If you’ve read my introduction, you already know that I’ve been involved with the Red Cross for more than 20 years. Nearly every class I’ve taken (outside of college), every certification I’ve received, and all of the volunteer work I’ve done has been through the Red Cross. Additionally, my entire professional career has been with the Red Cross. Keep this in mind as I go on…

This fall both of my kids attend preschool on Tuesday and Thursday mornings. As much as I’d like to return to work at the Red Cross, doing so isn’t in the cards right now thanks to my kids’ half-day school schedule. This half-day school schedule does allow me, however, to substitute teach.

To prepare for the upcoming school year, all of the lead and assistant teachers, as well as any substitute teachers who were interested, attended a child CPR/AED and first aid certification class. My Red Cross certifications in these areas had just expired, so recertifying by sitting through the class – even though I’ve taken and taught it countless times – seemed like a good idea.

The instructor rose and walked to the front of the room. She introduced herself, and hit play on the DVD player to introduce the, wait for it, AMERICAN HEART ASSOCIATION Child CPR/AED and First Aid course. (Insert collective gasp here.)

Though the American Red Cross/American Heart Association rivalry isn’t as well known or vicious as say, the Boston Red Sox/New York Yankees rivalry, it’s a rivalry just the same. The two organizations have the same overarching goal – to train as many people as possible in the lifesaving skills of CPR, AED, and first aid – but are constantly competing with one another to be the most-trusted and most-used heart health and safety organization.

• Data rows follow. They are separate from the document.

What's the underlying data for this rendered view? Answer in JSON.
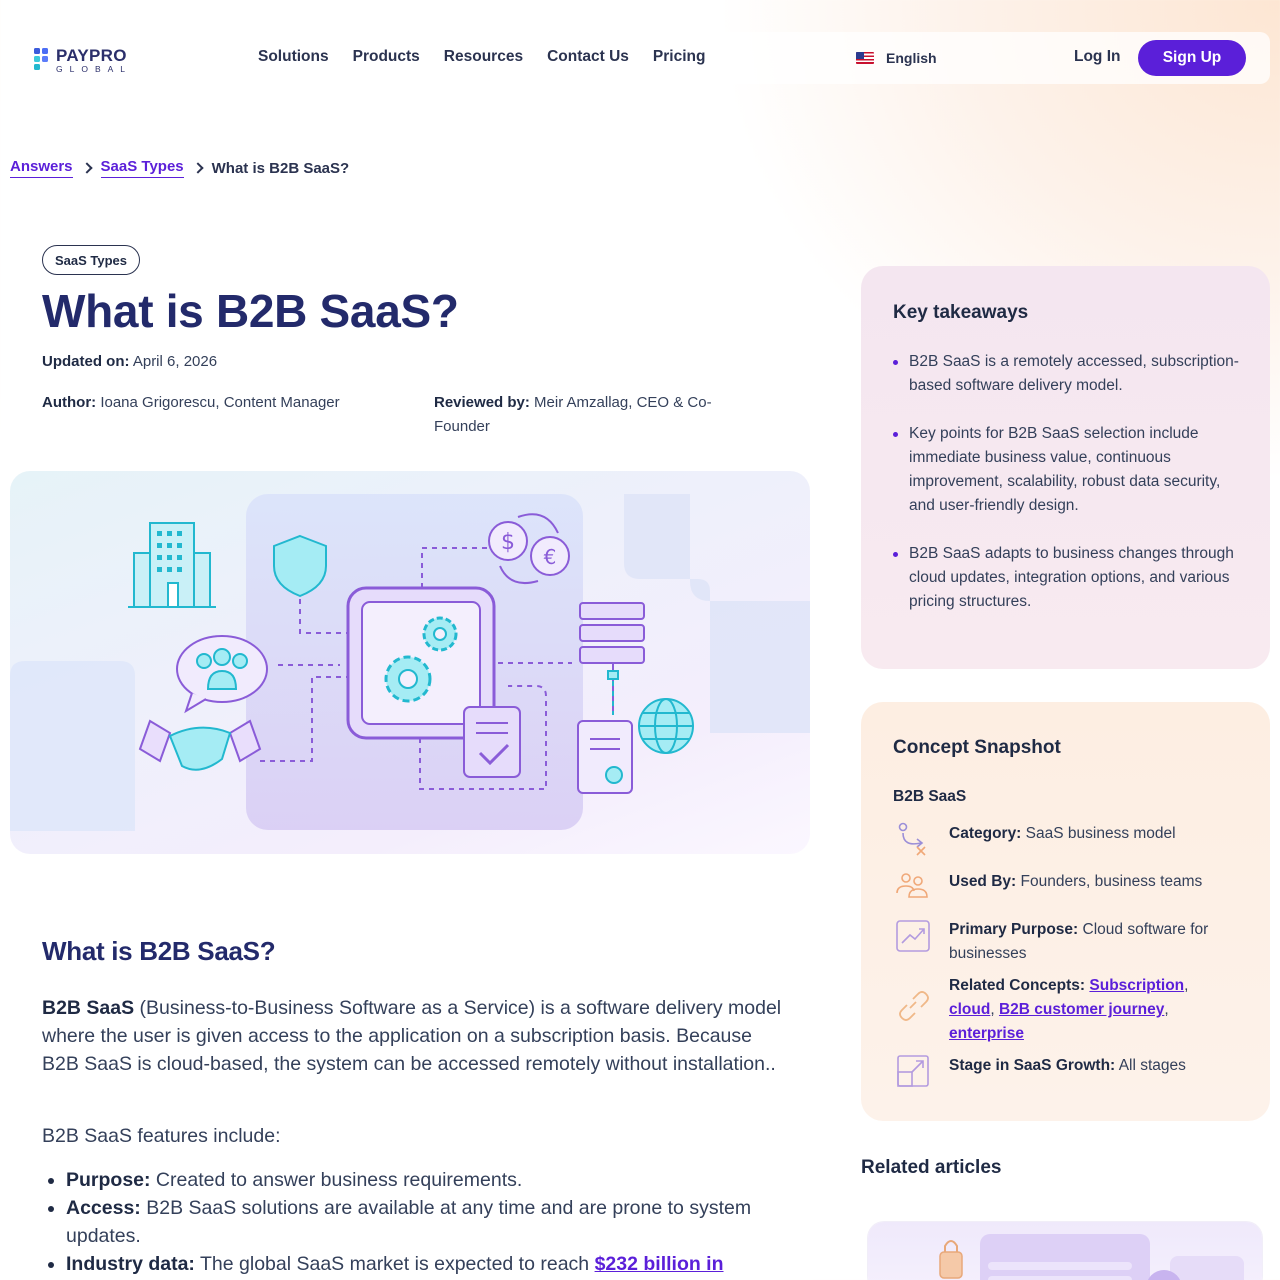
{
  "header": {
    "logo_top": "PAYPRO",
    "logo_bottom": "GLOBAL",
    "nav": [
      "Solutions",
      "Products",
      "Resources",
      "Contact Us",
      "Pricing"
    ],
    "language": "English",
    "login": "Log In",
    "signup": "Sign Up"
  },
  "breadcrumb": {
    "items": [
      "Answers",
      "SaaS Types"
    ],
    "current": "What is B2B SaaS?"
  },
  "article": {
    "tag": "SaaS Types",
    "title": "What is B2B SaaS?",
    "updated_label": "Updated on:",
    "updated_value": "April 6, 2026",
    "author_label": "Author:",
    "author_value": "Ioana Grigorescu, Content Manager",
    "reviewer_label": "Reviewed by:",
    "reviewer_value": "Meir Amzallag, CEO & Co-Founder",
    "section_title": "What is B2B SaaS?",
    "intro_bold": "B2B SaaS",
    "intro_rest": " (Business-to-Business Software as a Service) is a software delivery model where the user is given access to the application on a subscription basis. Because B2B SaaS is cloud-based, the system can be accessed remotely without installation..",
    "features_intro": "B2B SaaS features include:",
    "features": [
      {
        "label": "Purpose:",
        "text": " Created to answer business requirements."
      },
      {
        "label": "Access:",
        "text": " B2B SaaS solutions are available at any time and are prone to system updates."
      },
      {
        "label": "Industry data:",
        "text": " The global SaaS market is expected to reach ",
        "link": "$232 billion in"
      }
    ]
  },
  "takeaways": {
    "title": "Key takeaways",
    "items": [
      "B2B SaaS is a remotely accessed, subscription-based software delivery model.",
      "Key points for B2B SaaS selection include immediate business value, continuous improvement, scalability, robust data security, and user-friendly design.",
      "B2B SaaS adapts to business changes through cloud updates, integration options, and various pricing structures."
    ]
  },
  "snapshot": {
    "title": "Concept Snapshot",
    "subject": "B2B SaaS",
    "category_label": "Category:",
    "category_value": "SaaS business model",
    "used_by_label": "Used By:",
    "used_by_value": "Founders, business teams",
    "purpose_label": "Primary Purpose:",
    "purpose_value": "Cloud software for businesses",
    "related_label": "Related Concepts:",
    "related_links": [
      "Subscription",
      "cloud",
      "B2B customer journey",
      "enterprise"
    ],
    "stage_label": "Stage in SaaS Growth:",
    "stage_value": "All stages"
  },
  "related": {
    "title": "Related articles"
  },
  "colors": {
    "accent": "#5b1fd9",
    "heading": "#232a6b",
    "text": "#34405a"
  },
  "icons": [
    "category-icon",
    "users-icon",
    "chart-icon",
    "link-icon",
    "stage-icon",
    "chevron-right-icon",
    "us-flag-icon"
  ]
}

Sitting through the American Heart Association CPR course was brutal for me, a Red Crosser for two thirds of my life. I felt guilty and uneasy, and I kept looking over my shoulder, expecting to see my Red Cross peeps scowling at me from the dark shadows in the corners.

When I finally finished my last cycle of 30 compressions and two breaths – and saved my mannequin’s life, thank you very much – I grabbed my certification and raced out of the building, fearing that if I stopped to converse with anyone I’d end up having to “explain myself”. As I climbed into my car, I knew I had to make my way back to the Red Cross one way or another, if not as an employee, than as a volunteer.

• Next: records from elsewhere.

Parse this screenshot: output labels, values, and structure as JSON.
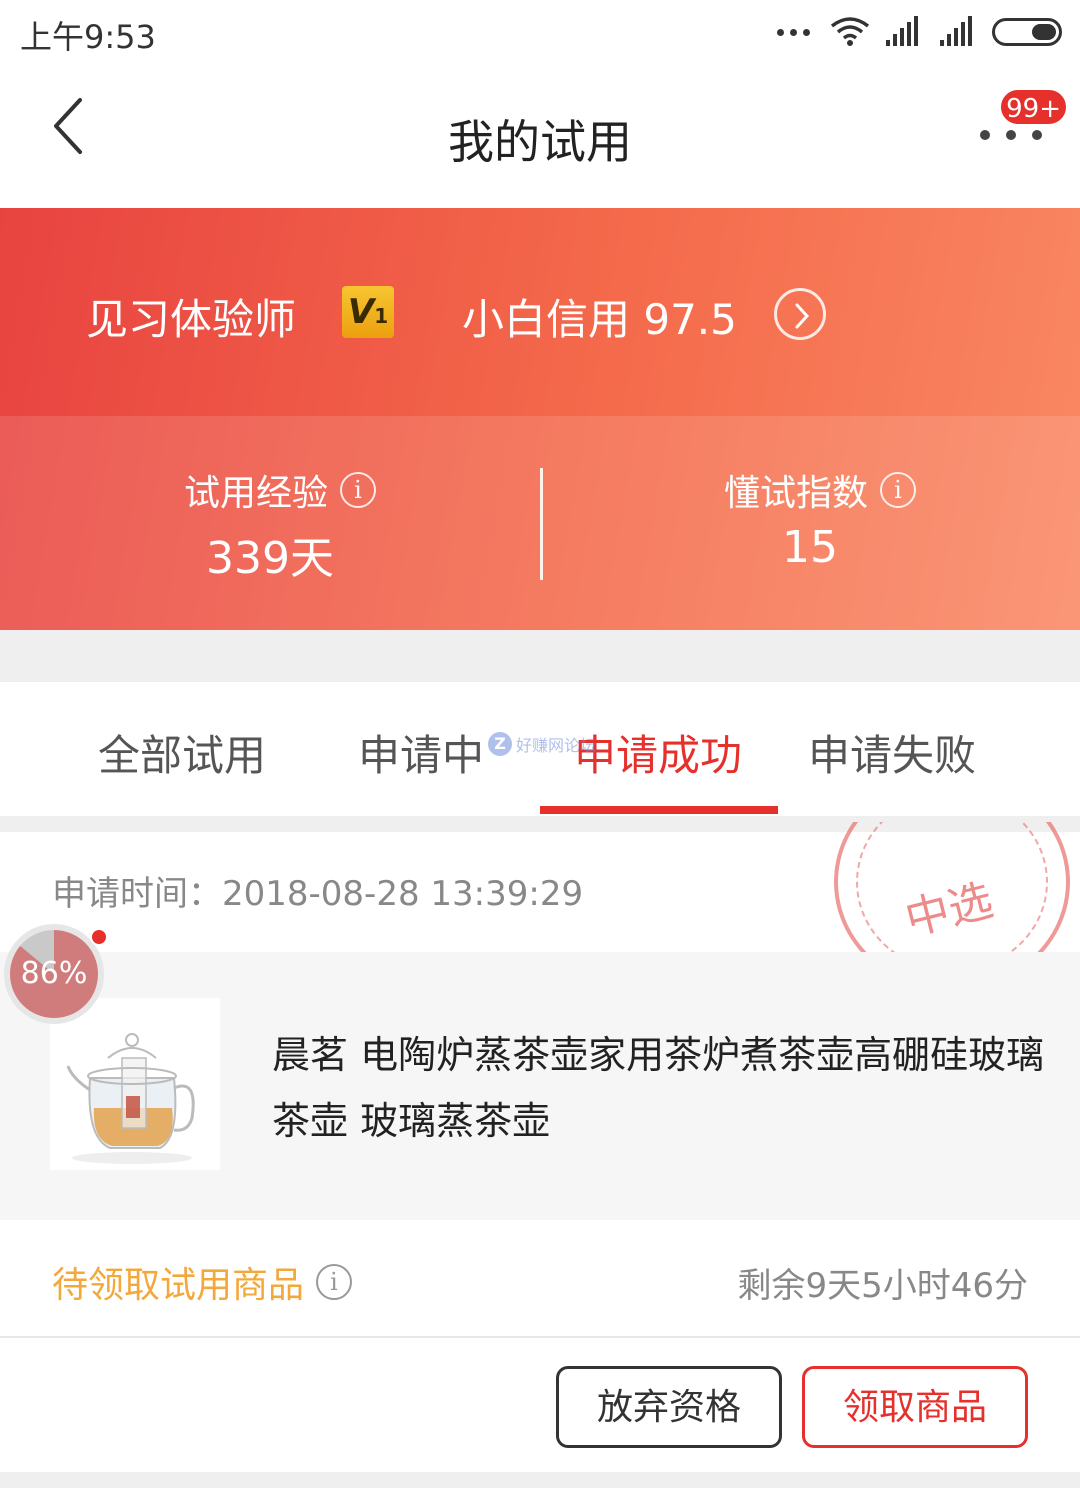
{
  "status_bar": {
    "time": "上午9:53"
  },
  "header": {
    "title": "我的试用",
    "badge": "99+"
  },
  "banner": {
    "level_name": "见习体验师",
    "vip_letter": "V",
    "vip_number": "1",
    "credit_text": "小白信用 97.5",
    "stats": [
      {
        "label": "试用经验",
        "value": "339天"
      },
      {
        "label": "懂试指数",
        "value": "15"
      }
    ]
  },
  "tabs": [
    {
      "label": "全部试用",
      "active": false
    },
    {
      "label": "申请中",
      "active": false
    },
    {
      "label": "申请成功",
      "active": true
    },
    {
      "label": "申请失败",
      "active": false
    }
  ],
  "watermark": "好赚网论坛",
  "card": {
    "apply_time": "申请时间：2018-08-28 13:39:29",
    "stamp": "中选",
    "progress": "86%",
    "product_title": "晨茗 电陶炉蒸茶壶家用茶炉煮茶壶高硼硅玻璃茶壶 玻璃蒸茶壶",
    "pending_status": "待领取试用商品",
    "remaining": "剩余9天5小时46分",
    "abandon_label": "放弃资格",
    "claim_label": "领取商品"
  },
  "colors": {
    "accent": "#e5302c",
    "banner_start": "#e84340",
    "banner_end": "#fa8863",
    "pending": "#f3a83b"
  }
}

One of these things is not like the others.

I’m curious – what led you to the Red Cross? What inspired you to become a part of the organization the first time around? What inspired you to return to the organization after time away?